[Items listed in a dataset]
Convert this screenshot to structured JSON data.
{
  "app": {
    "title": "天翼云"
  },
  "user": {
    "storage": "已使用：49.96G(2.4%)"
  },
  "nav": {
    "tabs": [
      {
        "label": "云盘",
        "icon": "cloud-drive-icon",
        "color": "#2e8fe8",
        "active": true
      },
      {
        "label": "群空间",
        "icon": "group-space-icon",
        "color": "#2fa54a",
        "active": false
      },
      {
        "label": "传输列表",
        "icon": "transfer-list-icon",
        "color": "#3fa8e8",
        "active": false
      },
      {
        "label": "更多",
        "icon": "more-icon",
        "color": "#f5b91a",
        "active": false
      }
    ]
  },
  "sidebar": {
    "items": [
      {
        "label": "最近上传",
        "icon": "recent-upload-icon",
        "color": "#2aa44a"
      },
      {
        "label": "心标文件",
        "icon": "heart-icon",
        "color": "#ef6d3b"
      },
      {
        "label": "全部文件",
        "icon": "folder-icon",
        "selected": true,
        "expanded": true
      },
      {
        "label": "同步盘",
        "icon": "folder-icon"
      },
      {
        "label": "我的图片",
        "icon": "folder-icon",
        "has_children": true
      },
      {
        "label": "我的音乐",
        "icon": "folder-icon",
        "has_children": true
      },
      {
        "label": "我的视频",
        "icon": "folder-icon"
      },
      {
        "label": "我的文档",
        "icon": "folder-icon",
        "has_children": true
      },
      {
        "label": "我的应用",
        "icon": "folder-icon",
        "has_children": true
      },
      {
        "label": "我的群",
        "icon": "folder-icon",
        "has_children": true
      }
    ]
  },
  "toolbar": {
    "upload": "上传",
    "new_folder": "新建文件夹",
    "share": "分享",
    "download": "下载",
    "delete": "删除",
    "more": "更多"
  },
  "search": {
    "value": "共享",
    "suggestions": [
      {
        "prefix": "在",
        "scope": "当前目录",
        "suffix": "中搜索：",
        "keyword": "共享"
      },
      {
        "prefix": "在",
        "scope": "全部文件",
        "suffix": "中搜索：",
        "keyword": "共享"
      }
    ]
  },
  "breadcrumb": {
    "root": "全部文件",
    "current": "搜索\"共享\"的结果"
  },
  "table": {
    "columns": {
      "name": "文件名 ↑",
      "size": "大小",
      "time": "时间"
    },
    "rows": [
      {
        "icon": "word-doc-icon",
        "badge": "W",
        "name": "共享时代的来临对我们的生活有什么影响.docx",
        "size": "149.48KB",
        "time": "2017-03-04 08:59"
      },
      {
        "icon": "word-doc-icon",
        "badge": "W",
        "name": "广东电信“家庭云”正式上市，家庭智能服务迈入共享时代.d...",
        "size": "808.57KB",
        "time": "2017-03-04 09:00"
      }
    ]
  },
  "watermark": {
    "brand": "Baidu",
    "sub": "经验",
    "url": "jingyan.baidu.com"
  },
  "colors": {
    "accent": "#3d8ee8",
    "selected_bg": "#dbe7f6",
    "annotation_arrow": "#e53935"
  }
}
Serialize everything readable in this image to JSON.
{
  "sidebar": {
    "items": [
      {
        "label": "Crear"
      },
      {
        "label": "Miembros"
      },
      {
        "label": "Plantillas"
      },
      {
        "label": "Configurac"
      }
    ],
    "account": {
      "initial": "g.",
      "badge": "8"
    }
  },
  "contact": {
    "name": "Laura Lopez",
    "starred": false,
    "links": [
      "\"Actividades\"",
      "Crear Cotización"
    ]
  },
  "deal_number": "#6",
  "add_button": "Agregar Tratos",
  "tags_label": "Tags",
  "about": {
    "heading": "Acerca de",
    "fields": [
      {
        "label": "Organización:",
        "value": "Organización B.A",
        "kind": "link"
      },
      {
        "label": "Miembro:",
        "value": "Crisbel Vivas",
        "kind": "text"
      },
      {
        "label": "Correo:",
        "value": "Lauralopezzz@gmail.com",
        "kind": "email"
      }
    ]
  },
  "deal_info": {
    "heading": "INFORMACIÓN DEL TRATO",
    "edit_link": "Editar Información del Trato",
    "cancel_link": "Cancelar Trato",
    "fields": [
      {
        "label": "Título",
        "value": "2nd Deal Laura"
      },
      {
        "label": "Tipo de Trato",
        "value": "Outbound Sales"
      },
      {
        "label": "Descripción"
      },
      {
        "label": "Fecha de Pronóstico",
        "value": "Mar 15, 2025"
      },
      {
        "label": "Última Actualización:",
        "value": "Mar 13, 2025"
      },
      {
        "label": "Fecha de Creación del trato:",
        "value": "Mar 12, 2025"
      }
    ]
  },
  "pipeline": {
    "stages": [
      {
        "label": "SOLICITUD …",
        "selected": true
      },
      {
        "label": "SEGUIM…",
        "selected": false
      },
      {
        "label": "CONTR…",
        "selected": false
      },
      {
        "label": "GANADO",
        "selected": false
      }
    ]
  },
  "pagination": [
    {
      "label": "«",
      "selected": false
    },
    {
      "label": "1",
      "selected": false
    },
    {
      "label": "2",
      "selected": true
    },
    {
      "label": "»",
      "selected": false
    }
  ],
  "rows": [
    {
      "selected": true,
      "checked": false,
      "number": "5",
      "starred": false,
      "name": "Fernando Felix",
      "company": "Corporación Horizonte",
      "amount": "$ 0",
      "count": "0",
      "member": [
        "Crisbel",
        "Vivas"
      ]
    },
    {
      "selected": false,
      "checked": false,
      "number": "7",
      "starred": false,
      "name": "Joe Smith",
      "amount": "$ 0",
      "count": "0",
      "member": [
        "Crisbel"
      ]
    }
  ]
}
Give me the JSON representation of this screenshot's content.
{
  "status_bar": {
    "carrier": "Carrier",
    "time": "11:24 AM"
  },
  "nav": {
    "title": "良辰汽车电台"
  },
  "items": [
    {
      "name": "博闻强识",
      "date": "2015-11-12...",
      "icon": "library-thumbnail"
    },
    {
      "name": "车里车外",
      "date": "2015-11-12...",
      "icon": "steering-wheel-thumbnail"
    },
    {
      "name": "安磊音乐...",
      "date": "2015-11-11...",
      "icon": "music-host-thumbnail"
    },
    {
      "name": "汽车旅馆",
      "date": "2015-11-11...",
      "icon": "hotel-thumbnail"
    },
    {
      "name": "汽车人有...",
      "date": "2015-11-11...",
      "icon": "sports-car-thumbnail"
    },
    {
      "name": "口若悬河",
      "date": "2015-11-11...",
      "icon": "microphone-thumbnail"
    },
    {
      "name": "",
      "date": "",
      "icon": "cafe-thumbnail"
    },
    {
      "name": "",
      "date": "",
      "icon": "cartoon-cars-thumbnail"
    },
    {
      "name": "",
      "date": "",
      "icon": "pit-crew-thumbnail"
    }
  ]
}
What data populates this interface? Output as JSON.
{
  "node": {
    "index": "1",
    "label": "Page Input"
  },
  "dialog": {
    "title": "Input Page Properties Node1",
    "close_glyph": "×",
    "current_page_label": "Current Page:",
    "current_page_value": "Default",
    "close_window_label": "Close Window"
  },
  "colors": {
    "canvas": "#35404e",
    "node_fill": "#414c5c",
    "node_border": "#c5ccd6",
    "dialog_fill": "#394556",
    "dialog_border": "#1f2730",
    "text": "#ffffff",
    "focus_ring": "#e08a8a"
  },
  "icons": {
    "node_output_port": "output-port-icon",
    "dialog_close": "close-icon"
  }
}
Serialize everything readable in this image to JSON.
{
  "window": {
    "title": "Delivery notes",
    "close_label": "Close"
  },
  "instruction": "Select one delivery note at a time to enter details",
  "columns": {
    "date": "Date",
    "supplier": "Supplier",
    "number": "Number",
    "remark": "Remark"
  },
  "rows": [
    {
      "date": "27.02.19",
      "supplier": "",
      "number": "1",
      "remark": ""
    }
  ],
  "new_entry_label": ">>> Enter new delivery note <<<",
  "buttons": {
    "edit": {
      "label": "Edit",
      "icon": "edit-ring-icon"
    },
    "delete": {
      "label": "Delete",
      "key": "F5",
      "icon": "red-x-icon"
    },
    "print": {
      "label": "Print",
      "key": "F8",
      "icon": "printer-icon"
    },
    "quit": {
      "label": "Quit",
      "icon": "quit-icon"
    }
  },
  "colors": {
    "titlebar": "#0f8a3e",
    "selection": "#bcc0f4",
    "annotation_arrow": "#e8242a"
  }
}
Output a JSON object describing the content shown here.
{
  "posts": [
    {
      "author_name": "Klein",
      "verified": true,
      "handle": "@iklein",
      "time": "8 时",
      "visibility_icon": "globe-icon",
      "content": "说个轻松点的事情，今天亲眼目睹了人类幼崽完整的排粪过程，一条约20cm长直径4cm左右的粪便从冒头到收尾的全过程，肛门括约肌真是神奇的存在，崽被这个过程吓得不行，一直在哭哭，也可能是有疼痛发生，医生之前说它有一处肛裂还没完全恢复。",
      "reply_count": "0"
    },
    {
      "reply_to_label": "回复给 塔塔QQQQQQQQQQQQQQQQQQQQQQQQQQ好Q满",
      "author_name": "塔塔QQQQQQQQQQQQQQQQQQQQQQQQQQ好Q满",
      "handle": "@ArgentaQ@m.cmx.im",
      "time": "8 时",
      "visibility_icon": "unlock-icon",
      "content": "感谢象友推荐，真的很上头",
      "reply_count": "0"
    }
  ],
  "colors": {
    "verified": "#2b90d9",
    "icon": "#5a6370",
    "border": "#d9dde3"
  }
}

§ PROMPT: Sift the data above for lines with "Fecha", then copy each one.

§ ANSWER BOX:
        "label": "Fecha de Pronóstico",
        "label": "Fecha de Creación del trato:",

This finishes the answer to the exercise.